## PROBLEM
Every single entry must be restated word for word.

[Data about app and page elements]
★ ★ ★ ★ ★

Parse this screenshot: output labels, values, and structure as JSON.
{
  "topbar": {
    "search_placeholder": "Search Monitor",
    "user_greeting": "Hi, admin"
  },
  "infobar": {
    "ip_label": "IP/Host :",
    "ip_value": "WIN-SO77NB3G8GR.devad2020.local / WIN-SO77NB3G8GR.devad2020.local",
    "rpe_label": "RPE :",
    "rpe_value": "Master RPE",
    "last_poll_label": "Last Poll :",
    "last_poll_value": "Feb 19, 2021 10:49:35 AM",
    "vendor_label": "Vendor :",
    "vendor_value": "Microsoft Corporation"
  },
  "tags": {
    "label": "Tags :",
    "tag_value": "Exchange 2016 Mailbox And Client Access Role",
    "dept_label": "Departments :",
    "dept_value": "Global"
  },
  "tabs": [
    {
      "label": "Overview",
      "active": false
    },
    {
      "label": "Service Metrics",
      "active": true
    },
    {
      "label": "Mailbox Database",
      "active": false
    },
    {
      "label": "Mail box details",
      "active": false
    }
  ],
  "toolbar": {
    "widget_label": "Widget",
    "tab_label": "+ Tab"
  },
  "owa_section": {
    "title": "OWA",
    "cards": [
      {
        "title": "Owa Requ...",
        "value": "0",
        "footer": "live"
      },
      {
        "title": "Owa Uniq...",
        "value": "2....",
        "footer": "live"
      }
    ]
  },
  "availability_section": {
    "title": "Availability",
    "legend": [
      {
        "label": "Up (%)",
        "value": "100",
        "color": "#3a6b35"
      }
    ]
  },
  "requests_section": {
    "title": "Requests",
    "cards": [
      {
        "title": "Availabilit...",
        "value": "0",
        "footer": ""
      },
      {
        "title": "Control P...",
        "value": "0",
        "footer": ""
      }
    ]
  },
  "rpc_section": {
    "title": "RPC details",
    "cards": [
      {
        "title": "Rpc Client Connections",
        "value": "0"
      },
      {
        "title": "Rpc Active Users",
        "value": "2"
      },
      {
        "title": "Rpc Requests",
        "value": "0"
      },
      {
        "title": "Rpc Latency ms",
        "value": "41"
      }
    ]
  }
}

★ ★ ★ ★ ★

## SOLUTION
Parse this screenshot: output labels, values, and structure as JSON.
{
  "topbar": {
    "search_placeholder": "Search Monitor",
    "user_greeting": "Hi, admin"
  },
  "infobar": {
    "ip_label": "IP/Host :",
    "ip_value": "WIN-SO77NB3G8GR.devad2020.local / WIN-SO77NB3G8GR.devad2020.local",
    "rpe_label": "RPE :",
    "rpe_value": "Master RPE",
    "last_poll_label": "Last Poll :",
    "last_poll_value": "Feb 19, 2021 10:49:35 AM",
    "vendor_label": "Vendor :",
    "vendor_value": "Microsoft Corporation"
  },
  "tags": {
    "label": "Tags :",
    "tag_value": "Exchange 2016 Mailbox And Client Access Role",
    "dept_label": "Departments :",
    "dept_value": "Global"
  },
  "tabs": [
    {
      "label": "Overview",
      "active": false
    },
    {
      "label": "Service Metrics",
      "active": true
    },
    {
      "label": "Mailbox Database",
      "active": false
    },
    {
      "label": "Mail box details",
      "active": false
    }
  ],
  "toolbar": {
    "widget_label": "Widget",
    "tab_label": "+ Tab"
  },
  "owa_section": {
    "title": "OWA",
    "cards": [
      {
        "title": "Owa Requ...",
        "value": "0",
        "footer": "live"
      },
      {
        "title": "Owa Uniq...",
        "value": "2....",
        "footer": "live"
      }
    ]
  },
  "availability_section": {
    "title": "Availability",
    "legend": [
      {
        "label": "Up (%)",
        "value": "100",
        "color": "#3a6b35"
      }
    ]
  },
  "requests_section": {
    "title": "Requests",
    "cards": [
      {
        "title": "Availabilit...",
        "value": "0",
        "footer": ""
      },
      {
        "title": "Control P...",
        "value": "0",
        "footer": ""
      }
    ]
  },
  "rpc_section": {
    "title": "RPC details",
    "cards": [
      {
        "title": "Rpc Client Connections",
        "value": "0"
      },
      {
        "title": "Rpc Active Users",
        "value": "2"
      },
      {
        "title": "Rpc Requests",
        "value": "0"
      },
      {
        "title": "Rpc Latency ms",
        "value": "41"
      }
    ]
  }
}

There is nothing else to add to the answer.